* **WHAT YOU ARE ASKED TO DO**
The records appear below. Copy each one exactly.

### RECORDS FOR THIS TASK

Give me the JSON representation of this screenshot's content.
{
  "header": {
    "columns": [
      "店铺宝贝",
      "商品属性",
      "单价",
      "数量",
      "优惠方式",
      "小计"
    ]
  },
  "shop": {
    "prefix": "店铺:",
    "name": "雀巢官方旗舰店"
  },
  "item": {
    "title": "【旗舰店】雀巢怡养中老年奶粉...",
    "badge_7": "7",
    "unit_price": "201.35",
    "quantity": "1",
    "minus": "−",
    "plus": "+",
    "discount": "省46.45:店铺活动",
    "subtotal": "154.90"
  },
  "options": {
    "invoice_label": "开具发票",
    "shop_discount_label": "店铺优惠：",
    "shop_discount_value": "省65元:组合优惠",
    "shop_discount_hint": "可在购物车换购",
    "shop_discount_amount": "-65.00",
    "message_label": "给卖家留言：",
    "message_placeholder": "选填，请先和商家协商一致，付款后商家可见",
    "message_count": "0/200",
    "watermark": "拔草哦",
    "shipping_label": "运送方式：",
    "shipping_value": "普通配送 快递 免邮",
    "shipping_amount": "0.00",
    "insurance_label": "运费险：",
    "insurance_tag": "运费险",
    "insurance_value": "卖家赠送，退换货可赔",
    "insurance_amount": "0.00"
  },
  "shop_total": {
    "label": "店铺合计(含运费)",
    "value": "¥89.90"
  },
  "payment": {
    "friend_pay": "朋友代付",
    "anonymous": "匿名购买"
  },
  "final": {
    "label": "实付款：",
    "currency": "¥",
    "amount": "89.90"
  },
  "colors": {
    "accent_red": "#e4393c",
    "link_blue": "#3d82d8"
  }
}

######

* **TASK RESULT**
Give me the JSON representation of this screenshot's content.
{
  "header": {
    "columns": [
      "店铺宝贝",
      "商品属性",
      "单价",
      "数量",
      "优惠方式",
      "小计"
    ]
  },
  "shop": {
    "prefix": "店铺:",
    "name": "雀巢官方旗舰店"
  },
  "item": {
    "title": "【旗舰店】雀巢怡养中老年奶粉...",
    "badge_7": "7",
    "unit_price": "201.35",
    "quantity": "1",
    "minus": "−",
    "plus": "+",
    "discount": "省46.45:店铺活动",
    "subtotal": "154.90"
  },
  "options": {
    "invoice_label": "开具发票",
    "shop_discount_label": "店铺优惠：",
    "shop_discount_value": "省65元:组合优惠",
    "shop_discount_hint": "可在购物车换购",
    "shop_discount_amount": "-65.00",
    "message_label": "给卖家留言：",
    "message_placeholder": "选填，请先和商家协商一致，付款后商家可见",
    "message_count": "0/200",
    "watermark": "拔草哦",
    "shipping_label": "运送方式：",
    "shipping_value": "普通配送 快递 免邮",
    "shipping_amount": "0.00",
    "insurance_label": "运费险：",
    "insurance_tag": "运费险",
    "insurance_value": "卖家赠送，退换货可赔",
    "insurance_amount": "0.00"
  },
  "shop_total": {
    "label": "店铺合计(含运费)",
    "value": "¥89.90"
  },
  "payment": {
    "friend_pay": "朋友代付",
    "anonymous": "匿名购买"
  },
  "final": {
    "label": "实付款：",
    "currency": "¥",
    "amount": "89.90"
  },
  "colors": {
    "accent_red": "#e4393c",
    "link_blue": "#3d82d8"
  }
}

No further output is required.